* [AIM OF THE EXERCISE] Where does "title" occur in the listing? Copy every line that holds it.
RECORDS SUPPLIED: Begin
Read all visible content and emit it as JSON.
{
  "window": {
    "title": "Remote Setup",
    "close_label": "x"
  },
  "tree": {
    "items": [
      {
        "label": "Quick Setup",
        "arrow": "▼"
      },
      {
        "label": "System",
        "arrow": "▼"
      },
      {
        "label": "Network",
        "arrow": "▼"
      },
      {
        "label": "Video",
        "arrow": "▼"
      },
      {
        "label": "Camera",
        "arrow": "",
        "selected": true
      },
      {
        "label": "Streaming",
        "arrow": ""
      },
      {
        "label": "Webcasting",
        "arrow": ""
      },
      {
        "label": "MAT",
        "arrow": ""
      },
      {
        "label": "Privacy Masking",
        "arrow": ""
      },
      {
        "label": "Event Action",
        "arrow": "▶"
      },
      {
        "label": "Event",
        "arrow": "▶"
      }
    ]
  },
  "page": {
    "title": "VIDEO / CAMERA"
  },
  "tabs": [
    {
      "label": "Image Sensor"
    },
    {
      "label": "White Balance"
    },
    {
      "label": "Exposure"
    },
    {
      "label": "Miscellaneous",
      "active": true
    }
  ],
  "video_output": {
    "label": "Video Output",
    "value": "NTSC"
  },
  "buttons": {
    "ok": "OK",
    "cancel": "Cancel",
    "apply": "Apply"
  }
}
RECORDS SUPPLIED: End
* [TASK RESPONSE]
    "title": "Remote Setup",
    "title": "VIDEO / CAMERA"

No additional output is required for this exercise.